This week’s entry reports on various assaults on the government’s Net Zero Strategy.
House of Commons
On 2 March the Public Accounts Committee of the House of Commons published a report into the strategy that can be found here.
Coming from a financial perspective given its role, the committee opens with ‘the government has unveiled a plan without answers to the key questions of how it will fund the transition to net zero’. There is no estimate of what implementation of net zero will cost British consumers, households, businesses and the government itself.
Treasury civil servants opined that the Climate Change Committee’s estimates contained ‘heroic assumptions’ ie overoptimistic ones, on costs.
There are three more main points:
- the strategy is a series of disconnected initiatives that needs more coordination;
- consumers need to be engaged more to buy into net zero and the steps needed to achieve it; and
- international supply chains should be considered so emissions are being eliminated rather than shifted abroad.
House of Lords
The Industry and Regulators Committee of the House of Lords (with which I’m sure you are all familiar) has also published (on March 4 2022) a report on achieving net zero, which can be found here.
It is more specific: it wants a roadmap by the end of 2024 on delivering the energy mix that will achieve net zero, and a detailed call for evidence on fairness and affordability by the end of this year.
The committee wants the creation of an expert taskforce following the example of the Vaccine Taskforce for delivery of net zero. Coincidentally the Secretary of State for Business, Energy and Industrial Strategy has announced that he wants a taskforce to fast track (yes, that is a verb) the delivery of nuclear power plants, according to the Financial Times. This one is also to replicate the Vaccine Taskforce – I suspect we’ll get that a lot.
There is quite a lot on the role of Ofgem but it misses what I think is an important point: that Ofgem currently won’t support network infrastructure until the generation facilities it is connecting to are more or less ready – this does not recognise the urgency of climate change and more overlap in time should be allowed, even if it means the odd ‘stranded asset’ (ie building a network where the thing it is connecting does not in the end come forward).
Friends of the Earth, ClientEarth and the Good Law Project have all been given permission to challenge the Net Zero Strategy in the High Court. The challenges will be heard together.
Although the grounds of challenge have not been published, from the surrounding material it is clear that they are challenging the strategy’s compliance with sections 13 and 14 of the Climate Change Act 2008. Section 13 obliges the government to prepare such proposals and policies it considers will enable the carbon budgets to be met, and section 14 obliges it to lay a report for meeting the carbon budgets up to and including any new one that is published.

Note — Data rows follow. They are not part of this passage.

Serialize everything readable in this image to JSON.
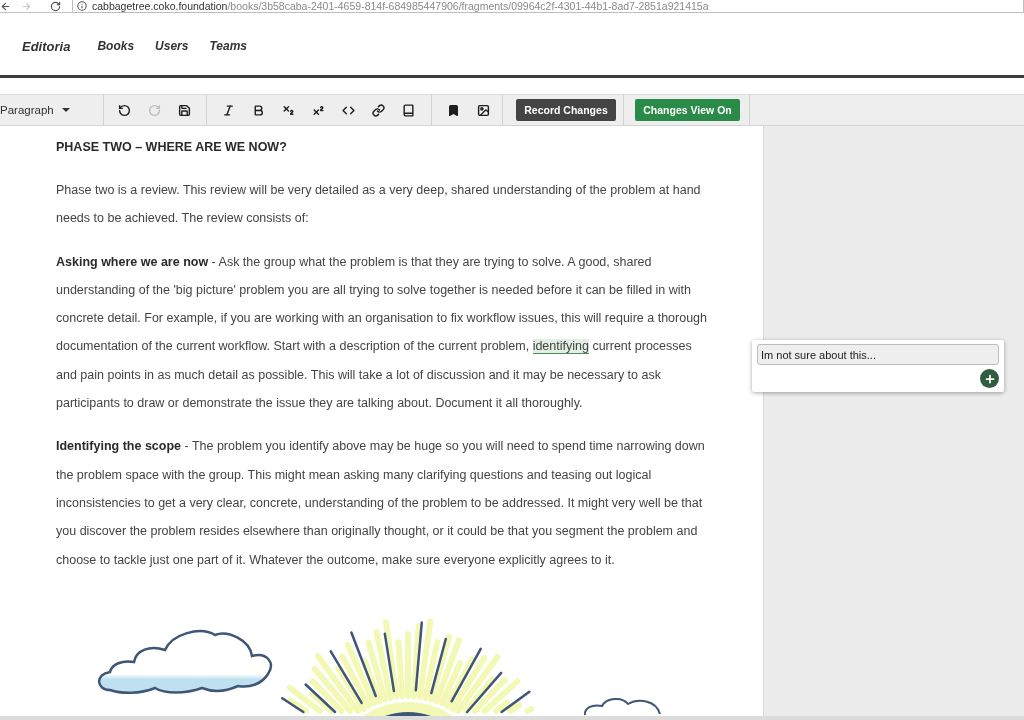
{
  "browser": {
    "nav_buttons": [
      {
        "kind": "back",
        "disabled": false
      },
      {
        "kind": "forward",
        "disabled": true
      },
      {
        "kind": "reload",
        "disabled": false
      }
    ],
    "address": {
      "host": "cabbagetree.coko.foundation",
      "path": "/books/3b58caba-2401-4659-814f-684985447906/fragments/09964c2f-4301-44b1-8ad7-2851a921415a"
    }
  },
  "header": {
    "brand": "Editoria",
    "nav": [
      {
        "label": "Books"
      },
      {
        "label": "Users"
      },
      {
        "label": "Teams"
      }
    ]
  },
  "toolbar": {
    "block_style": "Paragraph",
    "groups": [
      {
        "tools": [
          {
            "kind": "undo",
            "disabled": false
          },
          {
            "kind": "redo",
            "disabled": true
          },
          {
            "kind": "save",
            "disabled": false
          }
        ]
      },
      {
        "tools": [
          {
            "kind": "italic",
            "disabled": false
          },
          {
            "kind": "bold",
            "disabled": false
          },
          {
            "kind": "subscript",
            "disabled": false
          },
          {
            "kind": "superscript",
            "disabled": false
          },
          {
            "kind": "code",
            "disabled": false
          },
          {
            "kind": "link",
            "disabled": false
          },
          {
            "kind": "book",
            "disabled": false
          }
        ]
      },
      {
        "tools": [
          {
            "kind": "bookmark",
            "disabled": false
          },
          {
            "kind": "image",
            "disabled": false
          }
        ]
      }
    ],
    "actions": [
      {
        "label": "Record Changes",
        "kind": "record"
      },
      {
        "label": "Changes View On",
        "kind": "view"
      }
    ]
  },
  "document": {
    "heading": "PHASE TWO – WHERE ARE WE NOW?",
    "paragraphs": [
      {
        "segments": [
          {
            "kind": "plain",
            "text": "Phase two is a review. This review will be very detailed as a very deep, shared understanding of the problem at hand needs to be achieved. The review consists of:"
          }
        ]
      },
      {
        "segments": [
          {
            "kind": "bold",
            "text": "Asking where we are now"
          },
          {
            "kind": "plain",
            "text": " - Ask the group what the problem is that they are trying to solve. A good, shared understanding of the 'big picture' problem you are all trying to solve together is needed before it can be filled in with concrete detail. For example, if you are working with an organisation to fix workflow issues, this will require a thorough documentation of the current workflow. Start with a description of the current problem, "
          },
          {
            "kind": "comment",
            "text": "identifying"
          },
          {
            "kind": "plain",
            "text": " current processes and pain points in as much detail as possible. This will take a lot of discussion and it may be necessary to ask participants to draw or demonstrate the issue they are talking about. Document it all thoroughly."
          }
        ]
      },
      {
        "segments": [
          {
            "kind": "bold",
            "text": "Identifying the scope"
          },
          {
            "kind": "plain",
            "text": " - The problem you identify above may be huge so you will need to spend time narrowing down the problem space with the group. This might mean asking many clarifying questions and teasing out logical inconsistencies to get a very clear, concrete, understanding of the problem to be addressed. It might very well be that you discover the problem resides elsewhere than originally thought, or it could be that you segment the problem and choose to tackle just one part of it. Whatever the outcome, make sure everyone explicitly agrees to it."
          }
        ]
      }
    ]
  },
  "comment": {
    "value": "Im not sure about this..."
  }
}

The Net Zero Strategy is that report for the sixth carbon budget, covering the period 2033-2037. It is important to note that despite being called the ‘Net Zero Strategy’ it is only obliged to cover as far as 2037 rather than getting to net zero by 2050, despite its title.

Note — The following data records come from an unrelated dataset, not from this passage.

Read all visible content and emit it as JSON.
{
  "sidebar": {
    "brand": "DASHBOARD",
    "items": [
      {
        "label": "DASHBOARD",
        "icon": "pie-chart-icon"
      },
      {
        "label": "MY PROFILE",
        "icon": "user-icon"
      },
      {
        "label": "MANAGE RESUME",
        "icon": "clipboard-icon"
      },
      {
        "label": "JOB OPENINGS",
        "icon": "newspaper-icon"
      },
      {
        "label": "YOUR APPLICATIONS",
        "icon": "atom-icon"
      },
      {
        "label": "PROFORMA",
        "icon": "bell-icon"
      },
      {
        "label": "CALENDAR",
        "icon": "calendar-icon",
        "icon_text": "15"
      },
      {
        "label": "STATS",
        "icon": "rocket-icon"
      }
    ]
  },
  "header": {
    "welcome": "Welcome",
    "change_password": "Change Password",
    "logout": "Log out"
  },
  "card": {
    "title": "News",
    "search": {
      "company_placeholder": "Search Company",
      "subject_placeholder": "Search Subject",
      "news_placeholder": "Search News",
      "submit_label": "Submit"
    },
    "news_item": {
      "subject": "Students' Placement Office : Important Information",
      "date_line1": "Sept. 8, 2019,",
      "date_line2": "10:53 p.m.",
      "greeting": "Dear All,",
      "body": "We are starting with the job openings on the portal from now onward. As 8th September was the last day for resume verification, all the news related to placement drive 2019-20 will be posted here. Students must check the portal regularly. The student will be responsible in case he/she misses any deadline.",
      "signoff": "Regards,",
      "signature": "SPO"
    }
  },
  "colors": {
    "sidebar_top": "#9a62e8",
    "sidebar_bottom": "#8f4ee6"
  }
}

Here is how each organisation greeted the news that they’ve been given permission.
- Friends of the Earth say the Net Zero Strategy is ‘riddled with holes and omissions’ and that there is no assessment of the impact of the proposed policies, ie whether they will work. FoE are concerned that there is no promise to end the use of fossil fuels, a lack of investment to fund measures (echoing the Commons and Lords) and overreliance on technology that has not been rolled out yet (also a Commons concern). FoE are also challenging the Heat and Buildings Strategy;

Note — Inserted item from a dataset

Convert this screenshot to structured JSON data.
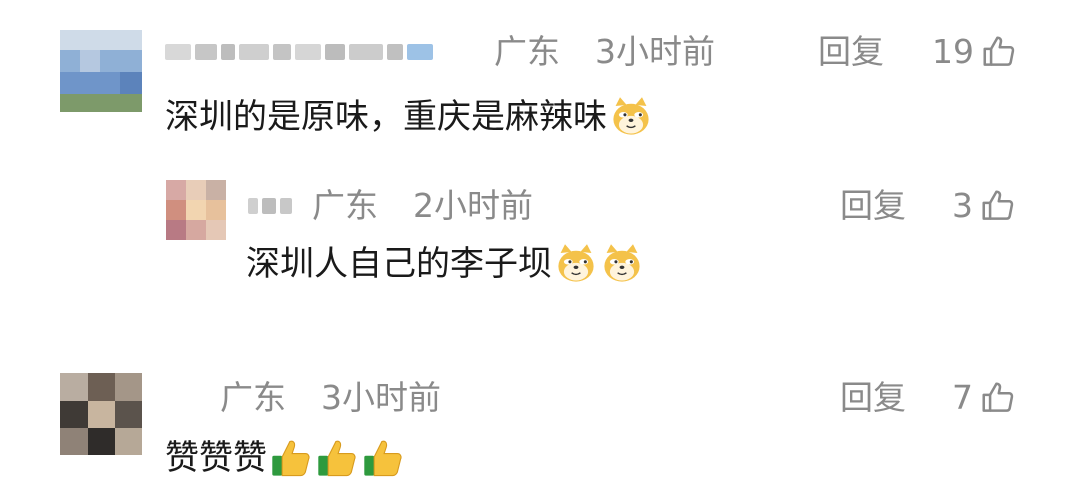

- ClientEarth calls the Net Zero Strategy ‘pie-in-the-sky’. It says the government’s own baseline projections show that the emissions will be more than double the sixth carbon budget under August 2019 policies (and presumably any new ones since then will not close the gap);
- The Good Law Project calls the Net Zero Strategy ‘dangerously threadbare’. According to its published pre-application protocol letter, its challenge does cover sections 13 and 14 of the Climate Change Act 2008. However that letter identifies one ground of claim whereas the permission refers to ‘both grounds’, so the grounds have evolved since then. I deduce that the Good Law Project case reference is CO/199/2022, the ClientEarth one is CO/163/2022 and the Friends of the Earth one is CO/126/2022.
The challenges are not unadjacent to one launched by Plan B Earth that was unsuccessful in December 2021 and can be found here. It concerned the same sections of the Climate Change Act 2008, however it was not directed at the Net Zero Strategy and was more nebulous as a result.
The challenges will be heard in the High Court on 8 and 9 June. The judgment will be a few months after that.
If Friends of the Earth et al aren’t keen on the Net Zero Strategy it will be interesting to see how they react to the government’s much anticipated Energy Security Strategy when it is published (next week Boris?), which is expected to provide support for the continued and new extraction of North Sea oil and gas in response to the Russian invasion of Ukraine. ‘Plan B appealed to the Court of Appeal but were turned down on 24 March, as set out here.